RSM Nelson Wheeler, which has been appointed by the Hong Kong court as the provisional liquidators told Business Week that Zhuhai authorities were not making company records and public documents available-part of the shares of Zhu Kuan's Hong Kong listed arm were, for instance, transferred to a company outside the control of the group, a company which is controlled by the Zhuhai municipal government! When the liquidators petitioned the Zhuhai Intermediate People's Court for an administrative review of the land confiscation, the court demanded a $ 1.2 million fee-the customary fee Business Week was told by Zhu Kuan's creditors, is $ 12!

What's the moral of the story? The easy one, especially for an Indian, is to say this shows India is a lot more stable than China as far as investments are concerned-of course, US investors like Enron and GE who put in money into the Dab-hoi power plant will question such an assertion (see 'Rex is Lex', September 15). But two points are obvious. With the country's growth future somewhat perilous, it's unlikely the Communist rulers will loosen their grip any time in the near future. More important, with so much asset creation, and a lot of which is dearly sub-optimal, China will have to continue to grow at an even faster pace if it is to service the debts assumed along the way. That also means China's export drive just cannot falter. Whether that is possible with increased US-China trade tension, and powerful US pressure for China to revalue its currency, is something worth paying serious thought to. What does this say of the future ? It's difficult to say, but I'd go along with the old Chinese saying: it's very difficult to prophesy, especially about the future!

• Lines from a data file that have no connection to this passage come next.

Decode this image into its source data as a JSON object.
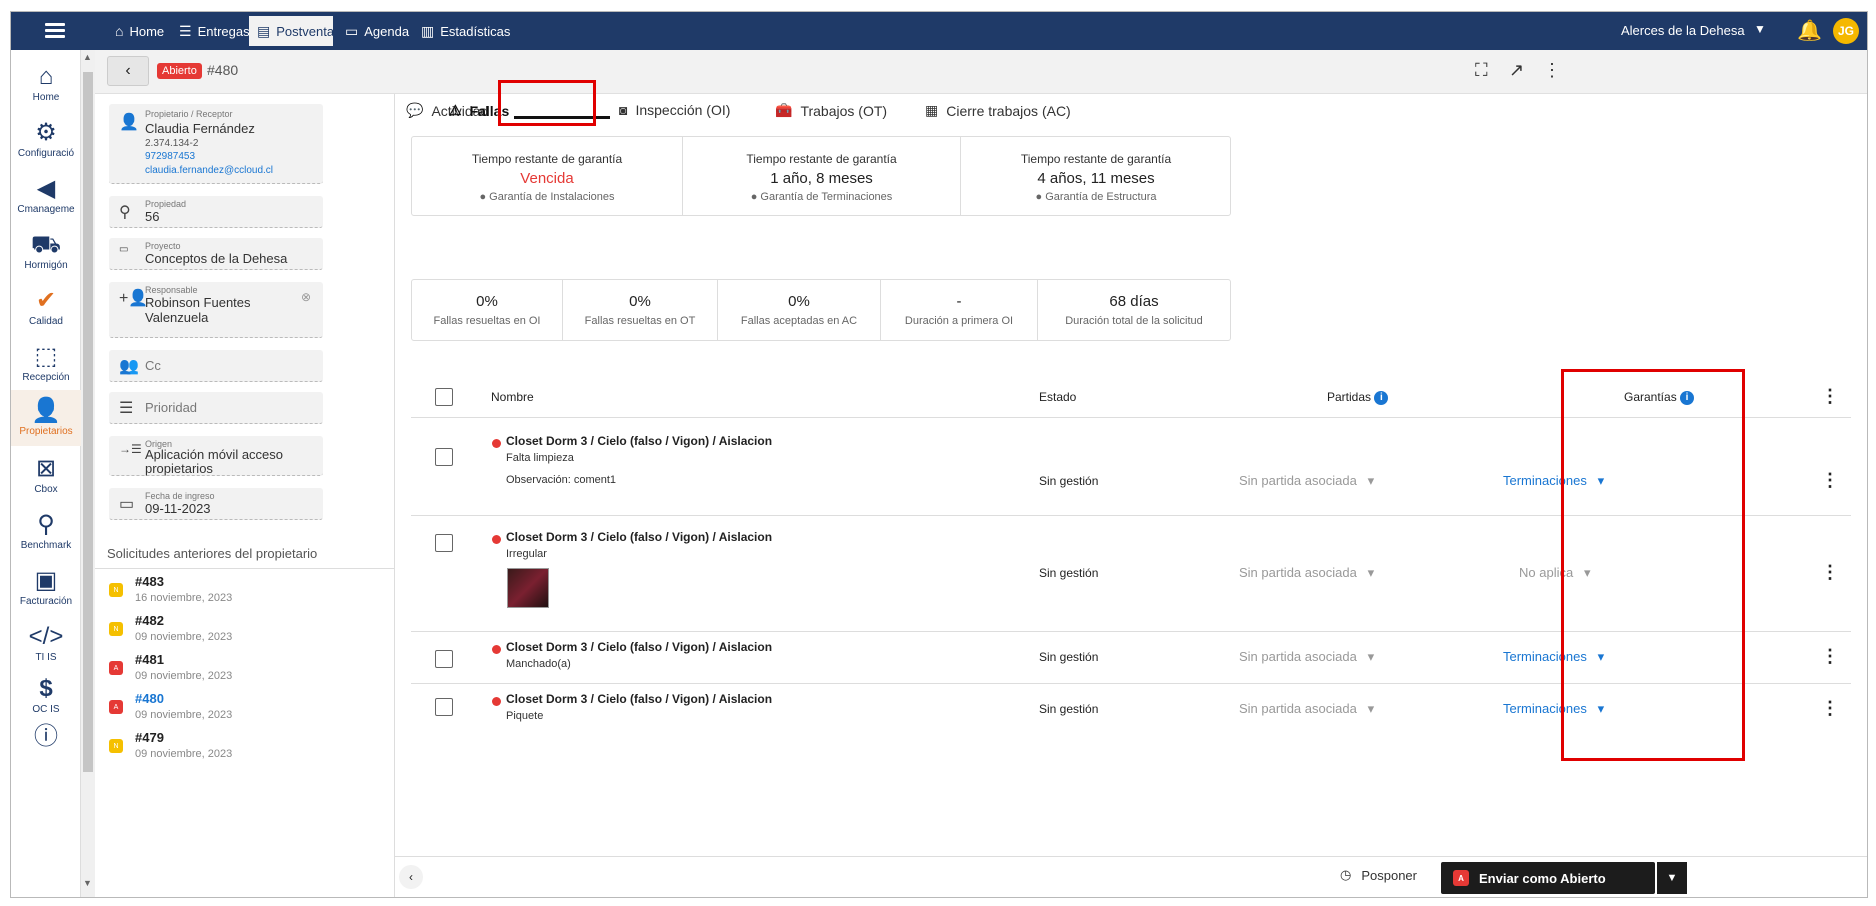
{
  "topbar": {
    "tabs": [
      {
        "label": "Home",
        "icon": "home-icon"
      },
      {
        "label": "Entregas",
        "icon": "list-icon"
      },
      {
        "label": "Postventa",
        "icon": "form-icon"
      },
      {
        "label": "Agenda",
        "icon": "calendar-icon"
      },
      {
        "label": "Estadísticas",
        "icon": "bar-chart-icon"
      }
    ],
    "company": "Alerces de la Dehesa",
    "avatar": "JG"
  },
  "leftnav": [
    {
      "label": "Home",
      "icon": "house-icon"
    },
    {
      "label": "Configuració",
      "icon": "gear-icon"
    },
    {
      "label": "Cmanageme",
      "icon": "cmanagement-icon"
    },
    {
      "label": "Hormigón",
      "icon": "wheelbarrow-icon"
    },
    {
      "label": "Calidad",
      "icon": "check-icon"
    },
    {
      "label": "Recepción",
      "icon": "reception-icon"
    },
    {
      "label": "Propietarios",
      "icon": "owner-icon"
    },
    {
      "label": "Cbox",
      "icon": "cbox-icon"
    },
    {
      "label": "Benchmark",
      "icon": "benchmark-icon"
    },
    {
      "label": "Facturación",
      "icon": "invoice-icon"
    },
    {
      "label": "TI IS",
      "icon": "code-icon"
    },
    {
      "label": "OC IS",
      "icon": "dollar-icon"
    },
    {
      "label": "",
      "icon": "help-icon"
    }
  ],
  "subheader": {
    "status": "Abierto",
    "request_number": "#480"
  },
  "owner": {
    "label": "Propietario / Receptor",
    "name": "Claudia Fernández",
    "rut": "2.374.134-2",
    "phone": "972987453",
    "email": "claudia.fernandez@ccloud.cl"
  },
  "property": {
    "label": "Propiedad",
    "value": "56"
  },
  "project": {
    "label": "Proyecto",
    "value": "Conceptos de la Dehesa"
  },
  "responsible": {
    "label": "Responsable",
    "line1": "Robinson Fuentes",
    "line2": "Valenzuela"
  },
  "cc": {
    "label": "Cc"
  },
  "priority": {
    "label": "Prioridad"
  },
  "origin": {
    "label": "Origen",
    "line1": "Aplicación móvil acceso",
    "line2": "propietarios"
  },
  "entry_date": {
    "label": "Fecha de ingreso",
    "value": "09-11-2023"
  },
  "previous": {
    "title": "Solicitudes anteriores del propietario",
    "items": [
      {
        "badge": "N",
        "color": "#f5c000",
        "number": "#483",
        "date": "16 noviembre, 2023",
        "link": false
      },
      {
        "badge": "N",
        "color": "#f5c000",
        "number": "#482",
        "date": "09 noviembre, 2023",
        "link": false
      },
      {
        "badge": "A",
        "color": "#e53935",
        "number": "#481",
        "date": "09 noviembre, 2023",
        "link": false
      },
      {
        "badge": "A",
        "color": "#e53935",
        "number": "#480",
        "date": "09 noviembre, 2023",
        "link": true
      },
      {
        "badge": "N",
        "color": "#f5c000",
        "number": "#479",
        "date": "09 noviembre, 2023",
        "link": false
      }
    ]
  },
  "tabs": [
    {
      "label": "Actividad",
      "icon": "chat-icon"
    },
    {
      "label": "Fallas",
      "icon": "warning-icon"
    },
    {
      "label": "Inspección (OI)",
      "icon": "inspection-icon"
    },
    {
      "label": "Trabajos (OT)",
      "icon": "toolbox-icon"
    },
    {
      "label": "Cierre trabajos (AC)",
      "icon": "checklist-icon"
    }
  ],
  "warranties": [
    {
      "title": "Tiempo restante de garantía",
      "value": "Vencida",
      "label": "Garantía de Instalaciones",
      "red": true
    },
    {
      "title": "Tiempo restante de garantía",
      "value": "1 año, 8 meses",
      "label": "Garantía de Terminaciones",
      "red": false
    },
    {
      "title": "Tiempo restante de garantía",
      "value": "4 años, 11 meses",
      "label": "Garantía de Estructura",
      "red": false
    }
  ],
  "stats": [
    {
      "value": "0%",
      "label": "Fallas resueltas en OI"
    },
    {
      "value": "0%",
      "label": "Fallas resueltas en OT"
    },
    {
      "value": "0%",
      "label": "Fallas aceptadas en AC"
    },
    {
      "value": "-",
      "label": "Duración a primera OI"
    },
    {
      "value": "68 días",
      "label": "Duración total de la solicitud"
    }
  ],
  "table": {
    "headers": {
      "name": "Nombre",
      "status": "Estado",
      "partidas": "Partidas",
      "warranty": "Garantías"
    },
    "rows": [
      {
        "title": "Closet Dorm 3 / Cielo (falso / Vigon) / Aislacion",
        "sub": "Falta limpieza",
        "obs": "Observación: coment1",
        "status": "Sin gestión",
        "partida": "Sin partida asociada",
        "warranty": "Terminaciones"
      },
      {
        "title": "Closet Dorm 3 / Cielo (falso / Vigon) / Aislacion",
        "sub": "Irregular",
        "obs": "",
        "status": "Sin gestión",
        "partida": "Sin partida asociada",
        "warranty": "No aplica"
      },
      {
        "title": "Closet Dorm 3 / Cielo (falso / Vigon) / Aislacion",
        "sub": "Manchado(a)",
        "obs": "",
        "status": "Sin gestión",
        "partida": "Sin partida asociada",
        "warranty": "Terminaciones"
      },
      {
        "title": "Closet Dorm 3 / Cielo (falso / Vigon) / Aislacion",
        "sub": "Piquete",
        "obs": "",
        "status": "Sin gestión",
        "partida": "Sin partida asociada",
        "warranty": "Terminaciones"
      }
    ]
  },
  "footer": {
    "postpone": "Posponer",
    "send": "Enviar como Abierto",
    "send_badge": "A"
  }
}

Back                          Top

«« Back
  Search Articles
  Special Annoucements